- Not only are the motor and battery positioned low and center for improved balance and handling but they also seem well protected, the battery won’t be kicked easily and I love how it slides out the left side vs. clicking up and down like Bosch, Yamaha, and many others, this allowed the top tube to be lower, I could see this being a great e-bike for rental fleets
- Both wheels have quick release so you can do maintenance easily or break it down to fit in the back of a car without tools, take the battery off to make it lighter if you do this so lifting will be easier
- It’s easy to enter into the display settings menu (just hold the up and down buttons on the keypad simultaneously for a few seconds) and this allows you to change units, adjust menu brightness, turn off the annoying beep noise, and more
- Adjusting the pedal assist power level on this electric bike is very easy, you can learn to do it without even looking down because the button pad is within reach of the left grip… I’m even told it can be flipped and used near the right grip for people who prefer that (but it might be spaced further out due to the shifter levers there)
- You can activate the Neko+ by pressing the power button on the display panel or on the battery pack, it does not require you to press both as some other ebike systems do, I feel it’s convenient and also fast to switch on

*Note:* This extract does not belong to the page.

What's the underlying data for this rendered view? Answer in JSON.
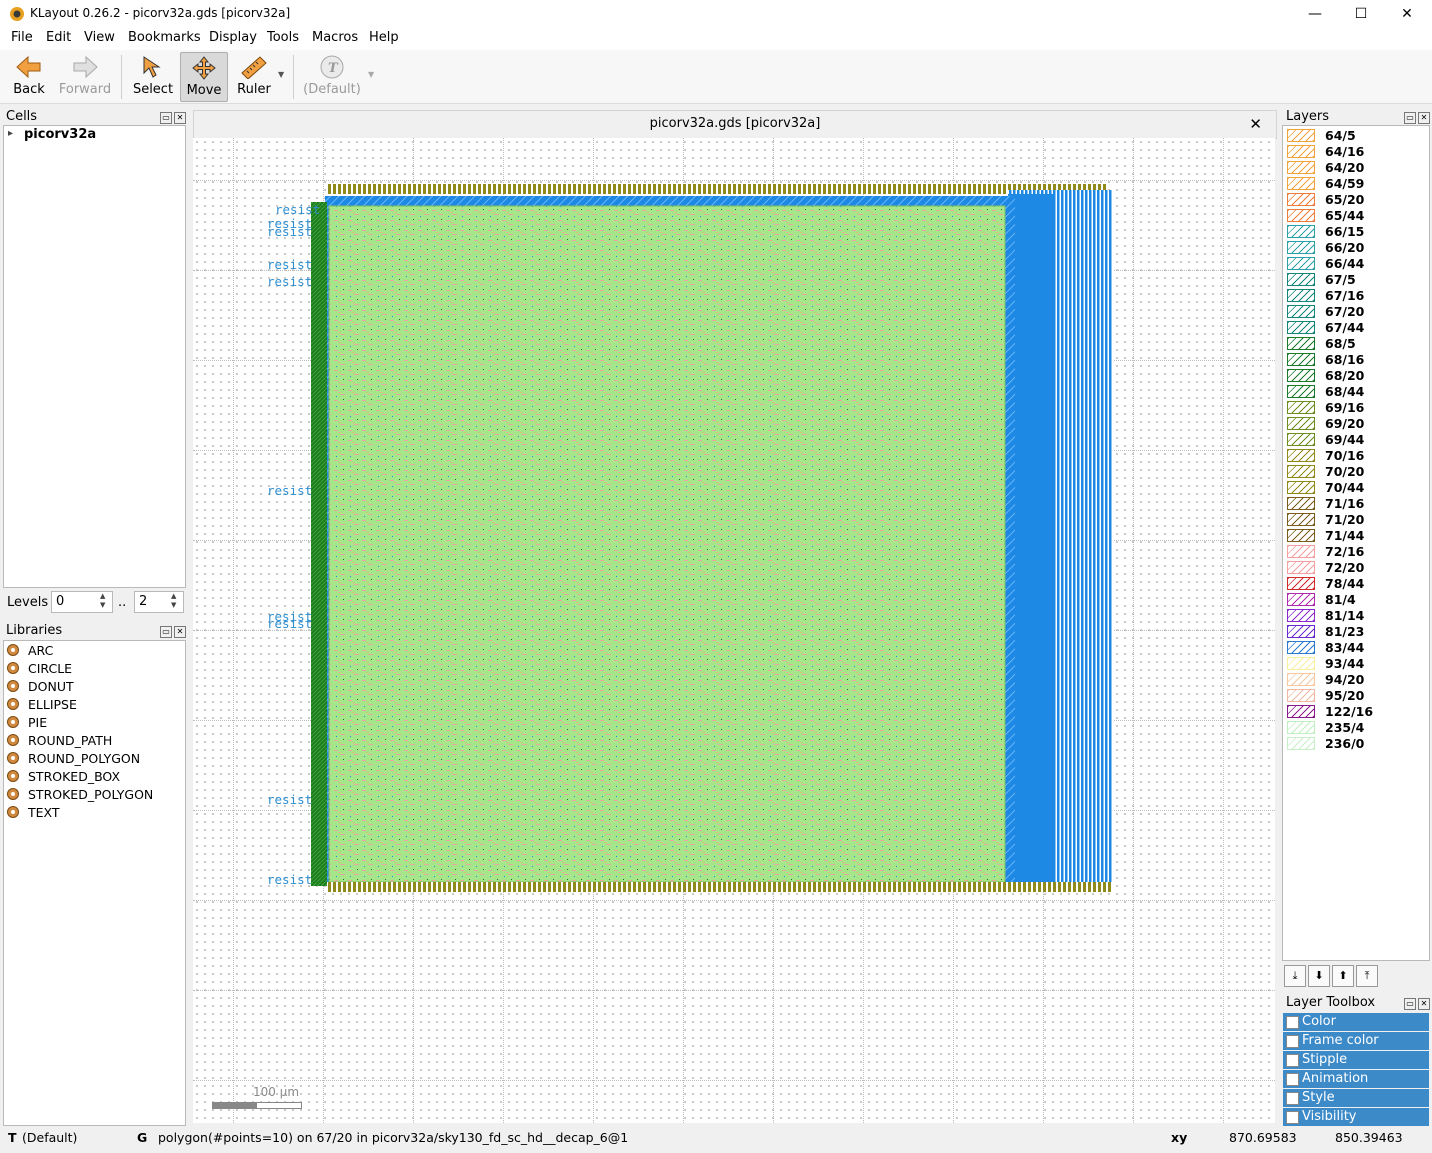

- The Shimano STePs display shows your battery percentage vs. a five or ten bar infographic, it’s more precise and just better this way, and it also has a dynamic range estimator that shows how far you can go with each level of assist
- This is a very minor gripe but when I first saw the Neko+ and it’s companion, the Dual Sport, it seemed like they both had high-step frame styles and I wondered if they could have lowered the stand over height more… but that can compromise frame stiffness and you do get several size options on this bike so I feel that it works, Trek sells other models with a wave step-thru design if you need da lower frame
- It’s great that you can charge the Shimano battery pack on or off the bike but I find it annoying to use a dongle adapter to do so… and the dongle can be easily lost because there’s no leash to keep it with the charger
- I love the plastic chain guide but almost feel like an Aluminum alloy guide would be worth using here given that the bike is trail capable and could encounter more logs and rocks
- The motor isn’t as powerful or quick as some of the competition, namely the Bosch CX motor, but it’s still very capable for climbing hills as long as you shift appropriately, be sure to ease off when shifting to reduce grinding and mashing because the motor can still be pulling hard even if you’re only pedaling gently if the assist level is high
- Even though to me, the Shimano STePs mid-motor is quiet compared to many others, it is not the quietest (I think the Bafang Max Drive is as of this review) and you can hear some electronic whirring when pedaling at high RPM in the top assist level as shown in the video